It may be a good idea to measure the number of seconds of effort per set; in addition to other variables such as numbers of sets and repetitions, and the amount of weight lifted. In some cases, an inverted J curve, full or partial (just the left side of it), shows up suggesting that the number of seconds of effort in a particular type of weight training exercise is a better predictor of muscle gain than the number of repetitions used.

The inverted J curve is similar to the one discussed in a previous post on HCE used for weight training improvement, where the supercompensation phenomenon is also discussed ().

Repetitions in the 6-12 range are generally believed to lead to peak anabolic response, and this is generally true for weight training exercises conducted in good form and to failure. It is also generally believed that muscular effort should be maintained for 20 to 120 seconds for peak anabolic response.

The problem is that in certain cases not even 12 repetitions lead to at least 20 seconds of effort. This is usually the case when the repetitions are performed very quickly. There are a couple of good reasons why this may happen: the person has above-average muscular power, or the range of motion used is limited.

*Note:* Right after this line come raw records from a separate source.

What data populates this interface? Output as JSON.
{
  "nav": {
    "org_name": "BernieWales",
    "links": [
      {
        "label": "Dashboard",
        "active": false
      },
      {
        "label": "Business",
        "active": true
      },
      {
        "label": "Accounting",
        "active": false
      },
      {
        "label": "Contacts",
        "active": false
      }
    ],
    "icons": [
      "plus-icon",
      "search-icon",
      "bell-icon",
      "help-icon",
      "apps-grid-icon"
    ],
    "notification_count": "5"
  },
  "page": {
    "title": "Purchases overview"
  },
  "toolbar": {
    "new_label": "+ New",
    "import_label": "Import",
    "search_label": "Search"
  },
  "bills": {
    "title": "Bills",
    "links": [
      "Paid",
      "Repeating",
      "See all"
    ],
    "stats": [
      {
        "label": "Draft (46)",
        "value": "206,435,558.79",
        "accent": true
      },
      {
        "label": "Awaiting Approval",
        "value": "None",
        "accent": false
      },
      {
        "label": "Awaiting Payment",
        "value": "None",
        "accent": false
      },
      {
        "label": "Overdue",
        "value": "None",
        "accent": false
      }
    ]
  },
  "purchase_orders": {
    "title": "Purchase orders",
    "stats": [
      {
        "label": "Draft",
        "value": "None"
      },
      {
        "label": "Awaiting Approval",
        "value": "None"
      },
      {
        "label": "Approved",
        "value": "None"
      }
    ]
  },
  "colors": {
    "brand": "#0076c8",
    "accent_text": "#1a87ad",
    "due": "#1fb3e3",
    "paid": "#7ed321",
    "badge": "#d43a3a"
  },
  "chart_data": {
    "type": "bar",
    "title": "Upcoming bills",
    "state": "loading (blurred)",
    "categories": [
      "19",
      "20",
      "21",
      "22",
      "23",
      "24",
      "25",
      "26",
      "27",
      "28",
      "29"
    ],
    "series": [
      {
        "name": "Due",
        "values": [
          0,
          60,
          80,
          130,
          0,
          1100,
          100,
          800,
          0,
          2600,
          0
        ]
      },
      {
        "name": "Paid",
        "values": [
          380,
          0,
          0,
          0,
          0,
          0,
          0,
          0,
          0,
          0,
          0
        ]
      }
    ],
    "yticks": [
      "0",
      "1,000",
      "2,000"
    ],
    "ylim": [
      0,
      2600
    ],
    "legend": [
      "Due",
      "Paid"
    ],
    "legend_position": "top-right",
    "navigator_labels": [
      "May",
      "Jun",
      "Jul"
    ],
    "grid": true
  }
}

What is muscular power, and why would someone want to limit the range of motion used in a weight training exercise?

Muscular power is different from muscular strength, and is normally distributed (bell curve) across the population, like most human traints (). Muscular power is related to the speed with which an individual can move a certain amount of weight. Muscular strength is related to the amount of weight moved. Frequently people who perform amazing feats of strength, like Dennis Rogers (), have above-average muscular power.

As for limiting the range of motion used in a weight training exercise, one of the advantages of doing so is that it reduces the risk of injury, as a wise commenter pointed out here some time ago (). It also has the advantage of increasing the number of variations of an exercise that can be used at different points in time; which is desirable, as variation is critical for sustained supercompensation ().

The picture below is from a YouTube video clip showing champion natural bodybuilder Doug Miller performing 27 repetitions of the deadlift with 405 lbs (). Doug is one of the co-authors of the book Biology for Bodybuilders, which has been reviewed here ().

The point of showing the video clip above is that the range of repetitions used would be perceived as quite high by many bodybuilders, but is nevertheless the one leading to a peak anabolic response for Doug. If you pay careful attention to the video, you will notice that Doug completes the 27 repetitions in 45 seconds, well within the anabolic range. If he had completed only 12 repetitions, at about the same pace, he would have done that a few seconds before hitting the 20-second mark.

Doug completes those 27 repetitions relatively quickly, because he has above-average muscular power, in addition to having above-average muscular strength.

Sunday, January 1, 2012

Junk Free January

Last year, Matt Lentzner organized a project called Gluten Free January, in which 546 people from around the world gave up gluten for one month.  The results were striking: a surprisingly large proportion of participants lost weight, experienced improved energy, better digestion and other benefits (1, 2).  This January, Lentzner organized a similar project called Junk Free January.  Participants can choose between four different diet styles:
  1. Gluten free
  2. Seed oil free (soybean, sunflower, corn oil, etc.)
  3. Sugar free
  4. Gluten, seed oil and sugar free
Wheat, seed oils and added sugar are three factors that, in my opinion, are probably linked to the modern "diseases of affluence" such as obesity, diabetes and coronary heart disease.  This is particularly true if the wheat is eaten in the form of white flour products, and the seed oils are industrially refined and used in high-heat cooking applications.

If you've been waiting for an excuse to improve your diet, why not join Junk Free January?